Destruction of the ciliary body, an option in glaucoma surgical treatment, can be performed using various methods. Laser energy, now the principle source for cyclodestruction, can be delivered in a transpupillar, transvitreal in conjunction with a vitrectomy and transscleral manner. The current technique for endocyclophotocoagulation requires of an endoscopic probe. We describe an accessible and inexpensive alternative. Gonioprism-assisted diode cyclophotocoagulation (GADC) with a peripheral corneal approach is a new surgical technique for pseudophakic and aphakic patients that uses a manual gonioprism, iris hooks, ophthalmic operating microscope, and an 810-nm laser diode probe. GADC is performed under topical and intracameral anesthesia, prior pupil dilation. First, 4 iris hooks are placed to expose the posterior chamber. The ciliary processes are viewed through a Swan-Jacob gonioprism and the diode laser probe is inserted through a peripheral corneal incision. The energy of the laser is set at 250 mW and the duration of the application to each process is variable, from 500 to 800 ms, until shrinkage and whitening occur. We apply this technique in approximately 360 degrees of the ciliary processes. Subconjunctival dexamethasone phosphate is administered at the end of the surgery prior subconjunctival injection of lidocaine. GADC has a relatively quick learning curve, allows direct visualization with less energy delivered to the ciliary processes and obviates the acquisition of a new endoscopic device.

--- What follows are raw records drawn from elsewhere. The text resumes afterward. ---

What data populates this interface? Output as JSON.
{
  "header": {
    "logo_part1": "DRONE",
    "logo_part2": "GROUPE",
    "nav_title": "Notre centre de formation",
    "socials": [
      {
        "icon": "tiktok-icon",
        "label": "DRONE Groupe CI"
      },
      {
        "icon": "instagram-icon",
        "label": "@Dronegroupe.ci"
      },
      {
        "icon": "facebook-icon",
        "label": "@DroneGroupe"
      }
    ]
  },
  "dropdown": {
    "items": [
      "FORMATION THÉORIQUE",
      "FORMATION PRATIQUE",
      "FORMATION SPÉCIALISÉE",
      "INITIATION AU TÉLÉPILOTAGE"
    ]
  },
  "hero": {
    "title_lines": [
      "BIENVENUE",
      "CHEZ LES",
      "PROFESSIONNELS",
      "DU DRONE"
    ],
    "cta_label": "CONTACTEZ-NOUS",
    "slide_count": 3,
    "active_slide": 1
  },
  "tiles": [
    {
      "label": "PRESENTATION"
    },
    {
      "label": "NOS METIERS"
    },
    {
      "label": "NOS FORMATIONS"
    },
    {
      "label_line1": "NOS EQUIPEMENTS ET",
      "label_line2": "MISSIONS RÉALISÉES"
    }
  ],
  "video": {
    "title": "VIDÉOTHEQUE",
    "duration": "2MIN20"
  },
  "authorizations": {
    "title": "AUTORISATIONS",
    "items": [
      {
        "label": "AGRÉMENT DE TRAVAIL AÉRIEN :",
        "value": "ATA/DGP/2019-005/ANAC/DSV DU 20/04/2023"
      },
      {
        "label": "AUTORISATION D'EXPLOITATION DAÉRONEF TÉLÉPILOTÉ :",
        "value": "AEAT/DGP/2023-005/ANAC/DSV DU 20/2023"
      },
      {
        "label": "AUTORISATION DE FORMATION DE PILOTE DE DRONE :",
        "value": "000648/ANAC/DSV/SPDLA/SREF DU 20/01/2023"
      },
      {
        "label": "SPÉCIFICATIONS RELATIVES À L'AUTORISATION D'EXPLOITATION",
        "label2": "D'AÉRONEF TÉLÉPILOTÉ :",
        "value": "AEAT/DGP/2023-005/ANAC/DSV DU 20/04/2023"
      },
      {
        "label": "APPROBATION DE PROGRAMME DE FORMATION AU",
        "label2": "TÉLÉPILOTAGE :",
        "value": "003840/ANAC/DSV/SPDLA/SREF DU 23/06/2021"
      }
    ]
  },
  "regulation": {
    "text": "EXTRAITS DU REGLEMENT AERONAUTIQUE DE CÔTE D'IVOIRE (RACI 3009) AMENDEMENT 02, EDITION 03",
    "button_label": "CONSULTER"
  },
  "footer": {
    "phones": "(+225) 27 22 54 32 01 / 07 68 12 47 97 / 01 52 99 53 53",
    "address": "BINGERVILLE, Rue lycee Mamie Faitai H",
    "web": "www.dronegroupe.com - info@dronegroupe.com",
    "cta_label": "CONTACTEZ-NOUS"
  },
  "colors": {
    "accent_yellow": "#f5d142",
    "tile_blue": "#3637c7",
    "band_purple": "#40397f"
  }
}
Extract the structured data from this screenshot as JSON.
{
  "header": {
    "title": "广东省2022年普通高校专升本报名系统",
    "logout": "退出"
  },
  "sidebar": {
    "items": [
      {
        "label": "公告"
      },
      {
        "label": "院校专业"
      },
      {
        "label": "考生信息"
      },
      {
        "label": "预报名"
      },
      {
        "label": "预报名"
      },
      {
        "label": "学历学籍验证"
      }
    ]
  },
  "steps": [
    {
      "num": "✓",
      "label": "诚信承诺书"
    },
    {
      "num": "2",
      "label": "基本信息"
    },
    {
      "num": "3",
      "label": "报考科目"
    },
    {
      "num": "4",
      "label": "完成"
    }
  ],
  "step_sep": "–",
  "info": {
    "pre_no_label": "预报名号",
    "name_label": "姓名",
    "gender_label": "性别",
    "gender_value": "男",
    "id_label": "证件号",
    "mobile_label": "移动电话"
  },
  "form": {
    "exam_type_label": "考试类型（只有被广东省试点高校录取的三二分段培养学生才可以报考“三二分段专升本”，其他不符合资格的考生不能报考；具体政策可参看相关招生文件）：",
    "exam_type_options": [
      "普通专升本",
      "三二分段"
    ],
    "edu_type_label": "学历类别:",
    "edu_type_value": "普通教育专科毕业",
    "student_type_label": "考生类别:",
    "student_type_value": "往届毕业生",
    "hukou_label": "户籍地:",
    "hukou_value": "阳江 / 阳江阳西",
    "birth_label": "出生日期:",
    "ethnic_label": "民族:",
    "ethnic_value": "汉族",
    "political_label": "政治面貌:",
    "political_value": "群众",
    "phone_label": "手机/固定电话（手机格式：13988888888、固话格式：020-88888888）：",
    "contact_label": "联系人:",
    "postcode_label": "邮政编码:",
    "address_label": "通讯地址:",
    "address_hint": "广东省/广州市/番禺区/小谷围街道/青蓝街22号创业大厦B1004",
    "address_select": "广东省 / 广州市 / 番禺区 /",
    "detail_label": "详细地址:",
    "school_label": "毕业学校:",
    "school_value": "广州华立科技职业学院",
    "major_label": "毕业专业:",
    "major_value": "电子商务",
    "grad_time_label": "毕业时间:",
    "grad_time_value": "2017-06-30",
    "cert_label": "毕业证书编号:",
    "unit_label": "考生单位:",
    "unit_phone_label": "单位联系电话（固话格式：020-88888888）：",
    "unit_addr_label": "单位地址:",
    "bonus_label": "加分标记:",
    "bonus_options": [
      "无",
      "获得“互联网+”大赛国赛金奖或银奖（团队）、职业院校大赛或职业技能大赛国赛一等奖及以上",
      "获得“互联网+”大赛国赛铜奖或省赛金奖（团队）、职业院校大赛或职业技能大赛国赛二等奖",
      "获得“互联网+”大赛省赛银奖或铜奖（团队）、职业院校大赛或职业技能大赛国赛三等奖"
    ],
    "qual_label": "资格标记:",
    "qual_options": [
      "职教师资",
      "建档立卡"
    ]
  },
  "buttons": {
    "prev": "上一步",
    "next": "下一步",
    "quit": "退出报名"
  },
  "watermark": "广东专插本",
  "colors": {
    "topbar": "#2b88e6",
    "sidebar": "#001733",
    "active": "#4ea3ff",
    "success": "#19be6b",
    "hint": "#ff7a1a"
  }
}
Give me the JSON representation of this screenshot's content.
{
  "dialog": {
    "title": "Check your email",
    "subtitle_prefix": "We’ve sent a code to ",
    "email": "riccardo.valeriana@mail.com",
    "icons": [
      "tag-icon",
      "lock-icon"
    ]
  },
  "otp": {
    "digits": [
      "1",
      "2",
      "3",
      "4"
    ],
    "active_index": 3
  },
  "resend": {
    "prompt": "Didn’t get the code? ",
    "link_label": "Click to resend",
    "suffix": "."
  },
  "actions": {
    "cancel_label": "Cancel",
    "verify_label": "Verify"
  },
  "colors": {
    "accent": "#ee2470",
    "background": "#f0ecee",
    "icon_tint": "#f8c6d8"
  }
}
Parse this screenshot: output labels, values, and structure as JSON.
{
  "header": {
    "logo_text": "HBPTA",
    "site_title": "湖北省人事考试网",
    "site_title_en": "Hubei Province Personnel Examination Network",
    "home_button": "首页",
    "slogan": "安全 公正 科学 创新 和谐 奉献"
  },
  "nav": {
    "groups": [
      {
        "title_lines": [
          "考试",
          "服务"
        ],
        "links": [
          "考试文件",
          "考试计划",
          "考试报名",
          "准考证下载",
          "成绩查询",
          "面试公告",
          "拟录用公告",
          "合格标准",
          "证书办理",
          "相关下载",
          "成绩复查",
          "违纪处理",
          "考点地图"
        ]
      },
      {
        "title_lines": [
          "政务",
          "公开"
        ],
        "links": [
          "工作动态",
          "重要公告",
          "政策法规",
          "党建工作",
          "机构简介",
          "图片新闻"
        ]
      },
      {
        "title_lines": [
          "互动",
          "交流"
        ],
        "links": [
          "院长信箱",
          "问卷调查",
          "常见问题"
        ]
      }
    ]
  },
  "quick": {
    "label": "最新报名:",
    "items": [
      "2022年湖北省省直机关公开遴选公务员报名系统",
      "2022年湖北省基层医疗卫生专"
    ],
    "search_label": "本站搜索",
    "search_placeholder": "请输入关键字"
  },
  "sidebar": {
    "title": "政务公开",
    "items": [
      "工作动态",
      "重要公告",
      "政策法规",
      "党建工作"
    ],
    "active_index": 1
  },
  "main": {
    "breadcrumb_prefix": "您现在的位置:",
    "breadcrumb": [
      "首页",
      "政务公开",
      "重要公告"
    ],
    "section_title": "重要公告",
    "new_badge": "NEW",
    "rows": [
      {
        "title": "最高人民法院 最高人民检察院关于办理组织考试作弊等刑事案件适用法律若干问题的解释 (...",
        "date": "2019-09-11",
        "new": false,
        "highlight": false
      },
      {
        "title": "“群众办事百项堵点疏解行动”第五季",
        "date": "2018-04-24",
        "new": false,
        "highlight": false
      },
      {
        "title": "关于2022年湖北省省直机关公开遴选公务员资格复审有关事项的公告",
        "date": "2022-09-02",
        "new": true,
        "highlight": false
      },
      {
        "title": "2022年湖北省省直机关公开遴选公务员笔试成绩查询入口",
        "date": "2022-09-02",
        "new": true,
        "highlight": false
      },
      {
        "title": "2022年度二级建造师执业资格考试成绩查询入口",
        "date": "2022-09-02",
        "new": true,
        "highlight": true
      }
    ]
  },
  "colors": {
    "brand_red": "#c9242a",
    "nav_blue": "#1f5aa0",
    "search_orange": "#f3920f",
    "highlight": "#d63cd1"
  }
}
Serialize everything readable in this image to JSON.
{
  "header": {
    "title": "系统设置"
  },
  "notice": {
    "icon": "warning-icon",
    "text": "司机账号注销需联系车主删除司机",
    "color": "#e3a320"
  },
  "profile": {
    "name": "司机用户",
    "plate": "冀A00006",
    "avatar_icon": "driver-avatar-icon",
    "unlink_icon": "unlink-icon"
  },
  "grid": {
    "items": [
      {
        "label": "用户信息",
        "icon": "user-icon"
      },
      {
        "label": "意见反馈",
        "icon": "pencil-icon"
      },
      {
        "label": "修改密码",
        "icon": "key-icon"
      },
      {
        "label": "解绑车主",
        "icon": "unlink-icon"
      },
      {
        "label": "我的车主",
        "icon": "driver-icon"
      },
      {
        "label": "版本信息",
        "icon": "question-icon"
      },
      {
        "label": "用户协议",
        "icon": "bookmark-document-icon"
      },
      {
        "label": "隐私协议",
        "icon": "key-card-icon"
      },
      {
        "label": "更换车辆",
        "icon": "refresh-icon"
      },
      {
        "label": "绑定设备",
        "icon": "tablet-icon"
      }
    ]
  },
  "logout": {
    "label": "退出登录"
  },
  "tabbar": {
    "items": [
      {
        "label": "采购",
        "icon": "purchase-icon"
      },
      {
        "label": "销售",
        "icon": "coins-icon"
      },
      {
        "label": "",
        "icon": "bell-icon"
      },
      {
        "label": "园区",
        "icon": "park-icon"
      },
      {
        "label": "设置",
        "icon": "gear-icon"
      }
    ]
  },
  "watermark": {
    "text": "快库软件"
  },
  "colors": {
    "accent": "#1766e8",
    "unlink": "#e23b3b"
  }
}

*Ophthalmology Service, Hospital Clínico Universitario de Valencia
†Clínica Oftalmológica Dr Vila, Valencia
‡Instituto Condal de Oftalmología, Barcelona, Spain
Disclosure: The authors declare no conflict of interest.
Reprints: Mayerling M. Suriano, MD, Ophthalmology Service, Hospital Clínico Universitario de Valencia, Av. Blasco Ibáñez, 17, Valencia 46010, Spain (e-mail: email@example.com).
Received December 14, 2011
Accepted June 5, 2012